What Is a Lottery?


Lottery is a form of gambling in which participants place money in an attempt to win a prize. It is popular in many countries and is often seen as a painless alternative to paying taxes. The lottery may be run by state governments or private organizations. Usually, the money raised by lotteries is used to fund public goods and services.

The history of lotteries dates back centuries. The Old Testament instructed Moses to conduct a lottery for land, while Roman emperors gave away slaves and property through lotteries. The American colonists adopted the lottery as a means of raising money for a variety of projects, including building roads and funding the Revolutionary War.

Modern lotteries are conducted by computer programs and use randomly selected numbers to determine winners. The software translates the combinations of numbers into sequences that are unlikely to occur. The probability that any given number will be chosen depends on the overall odds of winning and how much money is spent on tickets. To improve their chances of winning, players should choose numbers that are not close together and avoid those with sentimental value, such as birthdays or anniversaries.

In the United States, lotteries are regulated by the states, and they are not allowed to compete with one another. State laws set minimum lottery-playing ages and define how much of the revenue can be used for prizes. Some lotteries have a single jackpot prize, while others award a series of smaller prizes. In some cases, the winning ticket must be picked at a live draw, while others offer online and telephone betting options.

Lotteries are popular among low-income individuals, especially African-Americans. These individuals are more likely to play the lottery on a regular basis, and they also tend to spend more money on tickets than other groups. In fact, they are more than twice as likely to be “frequent players” of the lottery as whites. These individuals are also more likely to report that they have lost money in the past year than those who have won.

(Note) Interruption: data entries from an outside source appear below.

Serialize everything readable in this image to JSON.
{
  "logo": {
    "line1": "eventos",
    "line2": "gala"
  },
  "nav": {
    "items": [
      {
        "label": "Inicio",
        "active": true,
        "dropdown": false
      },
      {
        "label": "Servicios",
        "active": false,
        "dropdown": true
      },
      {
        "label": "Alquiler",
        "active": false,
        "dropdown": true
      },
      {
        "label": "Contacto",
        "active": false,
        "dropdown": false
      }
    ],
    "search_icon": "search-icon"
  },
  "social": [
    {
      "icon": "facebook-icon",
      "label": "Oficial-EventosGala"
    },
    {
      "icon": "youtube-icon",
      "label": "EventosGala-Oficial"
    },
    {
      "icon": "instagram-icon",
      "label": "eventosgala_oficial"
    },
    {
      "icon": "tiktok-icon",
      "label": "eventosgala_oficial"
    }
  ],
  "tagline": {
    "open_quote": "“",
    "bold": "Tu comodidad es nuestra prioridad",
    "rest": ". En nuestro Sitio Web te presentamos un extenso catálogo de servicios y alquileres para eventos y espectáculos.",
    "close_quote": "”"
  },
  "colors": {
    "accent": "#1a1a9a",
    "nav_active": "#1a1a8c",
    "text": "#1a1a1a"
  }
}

Despite their popularity, lotteries are not without criticism. Some opponents say that they promote unhealthy habits, such as impulsivity and risk-taking. However, others argue that they raise money for public services and reduce the need for taxation. In addition, a lottery can help people overcome their feelings of powerlessness and poverty by offering them a chance to win money. Some critics have even compared lotteries to drug trafficking or slavery. However, other scholars have found no evidence of a link between lottery participation and these issues. Despite these concerns, many people still enjoy playing the lottery. However, some experts recommend that people limit their participation or stop playing altogether. They can then focus on other forms of recreation and find ways to reduce their financial stress.